The Hyde Amendment is a budgetary rider that has barred the use of federal Medicaid funds to cover abortion care, except in cases of rape or incest, or to save the mother’s life. Significantly, days before the March for Life, the House of Representatives voted to codify and dangerously expand the Hyde Amendment.
A 2016 report from the Guttmacher Institute detailed the devastating impact of the Hyde Amendment on low-income and marginalized communities. The report found that the “number of women potentially affected by the Hyde Amendment is substantial” given the significant number of women dependent on federally subsidized medical services.
3. Fetal Pain Is A Scientifically Flawed Premise And Does Not Justify Bans On Abortion After 20 Weeks
Conway listed “fetal pain abortion, where nonpartisan and nonpolitical scientists and physicians have said an unborn baby can feel pain at 20 weeks, basically the halfway point,” as a reason she’s participating in the March for Life.
Fact: Fetal pain is a scientifically flawed premise and does not justify bans on abortion after 20 weeks.
Conway’s allegations about fetal pain are based on the flawed premise that a fetus is able to feel pain starting around 20 weeks post-fertilization.

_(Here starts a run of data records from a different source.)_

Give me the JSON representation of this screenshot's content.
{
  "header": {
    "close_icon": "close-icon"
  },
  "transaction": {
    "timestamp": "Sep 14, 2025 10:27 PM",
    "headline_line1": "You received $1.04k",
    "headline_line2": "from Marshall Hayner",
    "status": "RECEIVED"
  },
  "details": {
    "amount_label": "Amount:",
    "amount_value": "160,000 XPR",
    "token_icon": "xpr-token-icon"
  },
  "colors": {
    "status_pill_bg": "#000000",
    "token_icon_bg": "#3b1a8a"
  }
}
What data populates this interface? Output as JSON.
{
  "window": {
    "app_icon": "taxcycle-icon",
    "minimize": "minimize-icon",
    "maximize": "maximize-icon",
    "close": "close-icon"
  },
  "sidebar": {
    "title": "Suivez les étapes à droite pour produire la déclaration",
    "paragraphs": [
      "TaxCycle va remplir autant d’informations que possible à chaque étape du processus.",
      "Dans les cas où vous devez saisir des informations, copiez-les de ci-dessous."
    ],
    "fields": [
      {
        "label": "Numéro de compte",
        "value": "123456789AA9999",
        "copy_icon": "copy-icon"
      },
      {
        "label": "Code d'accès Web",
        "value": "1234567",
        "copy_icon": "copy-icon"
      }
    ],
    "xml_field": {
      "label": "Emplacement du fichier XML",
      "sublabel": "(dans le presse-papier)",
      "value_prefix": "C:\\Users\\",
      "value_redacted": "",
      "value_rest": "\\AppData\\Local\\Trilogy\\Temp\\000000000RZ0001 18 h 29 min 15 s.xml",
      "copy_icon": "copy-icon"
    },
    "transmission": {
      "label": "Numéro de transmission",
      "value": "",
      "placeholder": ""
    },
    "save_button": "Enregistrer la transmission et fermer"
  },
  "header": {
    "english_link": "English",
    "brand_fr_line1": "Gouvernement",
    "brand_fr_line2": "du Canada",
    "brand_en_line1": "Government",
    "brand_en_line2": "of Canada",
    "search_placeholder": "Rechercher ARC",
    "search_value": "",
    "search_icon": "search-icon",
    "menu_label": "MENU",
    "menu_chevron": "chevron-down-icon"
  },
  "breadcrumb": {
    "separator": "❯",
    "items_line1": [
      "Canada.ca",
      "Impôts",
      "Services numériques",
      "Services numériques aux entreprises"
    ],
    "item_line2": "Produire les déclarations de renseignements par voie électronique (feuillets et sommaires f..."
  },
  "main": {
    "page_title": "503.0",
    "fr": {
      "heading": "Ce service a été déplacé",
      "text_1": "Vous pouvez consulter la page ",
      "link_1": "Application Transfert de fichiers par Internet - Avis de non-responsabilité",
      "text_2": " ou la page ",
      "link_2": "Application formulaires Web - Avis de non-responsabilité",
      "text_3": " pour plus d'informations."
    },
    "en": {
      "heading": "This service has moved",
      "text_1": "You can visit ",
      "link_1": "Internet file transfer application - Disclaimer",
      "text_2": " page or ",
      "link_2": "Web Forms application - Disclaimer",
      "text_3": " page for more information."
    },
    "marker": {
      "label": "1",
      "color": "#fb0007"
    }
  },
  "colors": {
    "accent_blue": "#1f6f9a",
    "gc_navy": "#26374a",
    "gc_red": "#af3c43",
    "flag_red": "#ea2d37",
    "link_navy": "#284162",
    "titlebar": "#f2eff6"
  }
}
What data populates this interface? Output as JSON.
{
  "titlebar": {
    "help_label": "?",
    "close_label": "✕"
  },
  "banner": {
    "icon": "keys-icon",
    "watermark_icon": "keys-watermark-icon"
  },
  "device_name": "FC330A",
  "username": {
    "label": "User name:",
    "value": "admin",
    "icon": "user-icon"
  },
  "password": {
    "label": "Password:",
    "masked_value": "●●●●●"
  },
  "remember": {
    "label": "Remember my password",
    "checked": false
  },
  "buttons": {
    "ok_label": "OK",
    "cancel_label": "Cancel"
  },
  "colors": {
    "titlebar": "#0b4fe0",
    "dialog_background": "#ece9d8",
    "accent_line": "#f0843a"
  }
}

Assertions about fetal pain have animated right-wing media discussions of abortion and supplied talking points for anti-choice politicians to push for increasingly restrictive and medically unnecessary laws targeting abortion access after 20 weeks.
Despite Conway’s claim that “nonpolitical scientists and physicians have said that an unborn baby can feel pain at 20 weeks,” there is a wealth of scientific evidence to the contrary. The Daily Beast’s Samantha Allen wrote that there is little science supporting 20-week bans, and the few examples that anti-choice lawmakers point to are highly contested in the medical community. As Allen explained, two of the three researchers whose work is commonly cited to support fetal pain bills “have already publicly disagreed with the way in which their findings have been used by anti-abortion advocates”:
In 2013, Dr. Merker told The New York Times that his frequently-cited research “did not deal with pain specifically.” Even Dr. Anand, who believes that fetal pain could start earlier than the literature suggests, told the Times that he used to testify in court cases on abortion bans but that he stopped because “it’s just gotten completely out of hand.”
In an interview with Salon, Columbia University Medical Center’s Dr. Anne Davis said warnings about fetal pain are “created concerns” that are “based in politics,” not science. According to Davis, a fetus’s brain is not sufficiently developed to perceive pain until 24 weeks gestation.
A transcript of Conway’s comments on abortion is below:
AINSLEY EARHARDT: I know you have had a very busy week, Kellyanne. Today is no different. You’re going to be marching for the March for Life today in Washington along with the vice president. Why are you doing this?
KELLYANNE CONWAY: I believe in the sanctity of life. I think that if we can promote and protect life from conception to natural death it says an awful lot about our country. It's no mistake that in our own Declaration of Independence life was the very first right that is mentioned. And it was precious then. It remains precious now. We have to stop this culture that just looks the other way. Partial-birth abortions, sex-selection abortions -- I can basically go get a pregnancy test and then go get a sex test and schedule my abortion. That's not America’s foundation. Taxpayer-funded abortion. Of course fetal pain abortion, where nonpartisan and nonpolitical scientists and physicians have said an unborn baby can feel pain at 20 weeks, basically the halfway point.
And we just have to look at this as a culture of life. Many presidents and vice presidents have said they were pro-life. They were. But to have Vice President Mike Pence go out on that mall today in just a few short hours and address those who are coming around from the country and indeed the world to bond together to protect the culture of life is truly remarkable and historic. I think it's a big day for Vice President Pence. [Fox News Channel, Fox & Friends, 1/27/17]